Mimi's Hummus

By Marisa Robertson-Textor

The tiny but sumptuous interior—pressed-tin ceiling and Mimi Kitani’s collection of black-and-white photos glued directly to eggshell blue walls, as if in a makeshift album—will hook you even before the warm-hearted “hello.”If you love—really love—hummus, you might not believe your good fortune to find this two-year-old place staking its claim among the newfangled wine bars and flower shops, as well as the old-time pizza places and bodegas, along busy Cortelyou Road. Everything here is made the old-fashioned way—and it shows—particularly in the five varieties of silky hummus: traditional with lemon-garlic dressing; fava bean; mushroom; tahini; and ground beef with pine nuts. Throw in a few small plates—like cauliflower salad and some stuffed grape leaves—and call the whole thing dinner, like so many of the regulars do in the newly chic Victorian neighborhood of Ditmas Park. As for the East Siders at the next table—well, you knew it would happen with hummus this good.

sweet seats

There are only 16 seats in the house, all equally good. But if you’re planning on ordering a lot of food—and let’s face it, you probably will—be warned that while the round-topped tables in the front window have the best views of quaint Cortelyou Road, they’ll offer the least surface area for your multiple appetizers.

chew on this

Hummusiot (hummus parlors) in Tel Aviv inflame as much feverish debate and devotion as bagel places merit in Montreal, Currywurst stands get in Berlin, and cafés serving beignets attract in New Orleans. But hummus is taken equally seriously throughout the rest of the Middle East, and nowhere more so than in Lebanon. In May 2010, 300 Lebanese chefs achieved a new Guinness World Record by whipping up a 11-ton batch of hummus, the largest in history.

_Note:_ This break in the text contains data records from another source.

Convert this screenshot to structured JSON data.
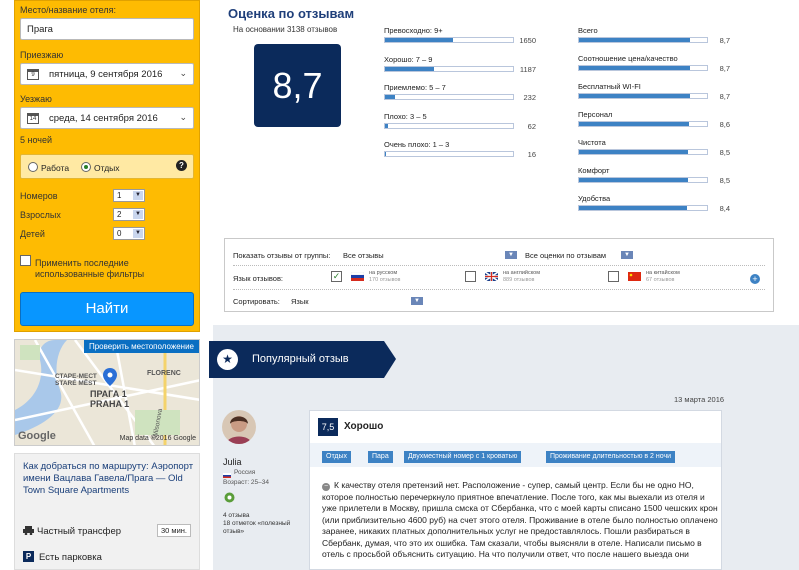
{
  "search": {
    "hotel_label": "Место/название отеля:",
    "hotel_value": "Прага",
    "checkin_label": "Приезжаю",
    "checkin_day": "9",
    "checkin_value": "пятница, 9 сентября 2016",
    "checkout_label": "Уезжаю",
    "checkout_day": "14",
    "checkout_value": "среда, 14 сентября 2016",
    "nights": "5 ночей",
    "trip_work": "Работа",
    "trip_leisure": "Отдых",
    "rooms_label": "Номеров",
    "rooms_value": "1",
    "adults_label": "Взрослых",
    "adults_value": "2",
    "children_label": "Детей",
    "children_value": "0",
    "apply_filters": "Применить последние использованные фильтры",
    "find_button": "Найти"
  },
  "map": {
    "show_button": "Проверить местоположение",
    "labels": [
      "СТАРЕ-МЕСТ",
      "STARÉ MĚST",
      "ПРАГА 1",
      "PRAHA 1",
      "FLORENC",
      "Wilsonova"
    ],
    "credit": "Map data ©2016 Google",
    "google": "Google"
  },
  "directions": {
    "route_text": "Как добраться по маршруту: Аэропорт имени Вацлава Гавела/Прага — Old Town Square Apartments",
    "transfer": "Частный трансфер",
    "transfer_time": "30 мин.",
    "parking": "Есть парковка"
  },
  "scores": {
    "title": "Оценка по отзывам",
    "subtitle": "На основании 3138 отзывов",
    "overall": "8,7",
    "distribution": [
      {
        "label": "Превосходно: 9+",
        "count": "1650",
        "fraction": 0.53
      },
      {
        "label": "Хорошо: 7 – 9",
        "count": "1187",
        "fraction": 0.38
      },
      {
        "label": "Приемлемо: 5 – 7",
        "count": "232",
        "fraction": 0.08
      },
      {
        "label": "Плохо: 3 – 5",
        "count": "62",
        "fraction": 0.02
      },
      {
        "label": "Очень плохо: 1 – 3",
        "count": "16",
        "fraction": 0.01
      }
    ],
    "categories": [
      {
        "label": "Всего",
        "value": "8,7",
        "fraction": 0.87
      },
      {
        "label": "Соотношение цена/качество",
        "value": "8,7",
        "fraction": 0.87
      },
      {
        "label": "Бесплатный WI-FI",
        "value": "8,7",
        "fraction": 0.87
      },
      {
        "label": "Персонал",
        "value": "8,6",
        "fraction": 0.86
      },
      {
        "label": "Чистота",
        "value": "8,5",
        "fraction": 0.85
      },
      {
        "label": "Комфорт",
        "value": "8,5",
        "fraction": 0.85
      },
      {
        "label": "Удобства",
        "value": "8,4",
        "fraction": 0.84
      }
    ]
  },
  "filters": {
    "group_label": "Показать отзывы от группы:",
    "group_value": "Все отзывы",
    "scores_value": "Все оценки по отзывам",
    "lang_label": "Язык отзывов:",
    "lang_ru": "на русском",
    "lang_ru_count": "170 отзывов",
    "lang_en": "на английском",
    "lang_en_count": "889 отзывов",
    "lang_zh": "на китайском",
    "lang_zh_count": "67 отзывов",
    "sort_label": "Сортировать:",
    "sort_value": "Язык"
  },
  "popular": {
    "banner": "Популярный отзыв",
    "date": "13 марта 2016",
    "reviewer_name": "Julia",
    "reviewer_country": "Россия",
    "reviewer_age": "Возраст: 25–34",
    "reviewer_stats": "4 отзыва\n18 отметок «полезный отзыв»",
    "score": "7,5",
    "heading": "Хорошо",
    "tags": [
      "Отдых",
      "Пара",
      "Двухместный номер с 1 кроватью",
      "Проживание длительностью в 2 ночи"
    ],
    "text": "К качеству отеля претензий нет. Расположение - супер, самый центр. Если бы не одно НО, которое полностью перечеркнуло приятное впечатление. После того, как мы выехали из отеля и уже прилетели в Москву, пришла смска от Сбербанка, что с моей карты списано 1500 чешских крон (или приблизительно 4600 руб) на счет этого отеля. Проживание в отеле было полностью оплачено заранее, никаких платных дополнительных услуг не предоставлялось. Пошли разбираться в Сбербанк, думая, что это их ошибка. Там сказали, чтобы выясняли в отеле. Написали письмо в отель с просьбой объяснить ситуацию. На что получили ответ, что после нашего выезда они"
  },
  "colors": {
    "search_bg": "#febb02",
    "navy": "#0b2a5b",
    "blue": "#0896ff",
    "bar": "#3d82c4"
  }
}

Mon.–Fri. 12 noon–10:30 PM; Sat.–Sun. 11 AM–11 PM
Brunch Sat.–Sun. 11 AM–4 PM
open on all holidays

price range

$12 (stuffed filo with ground beef) $16 (aioli salmon)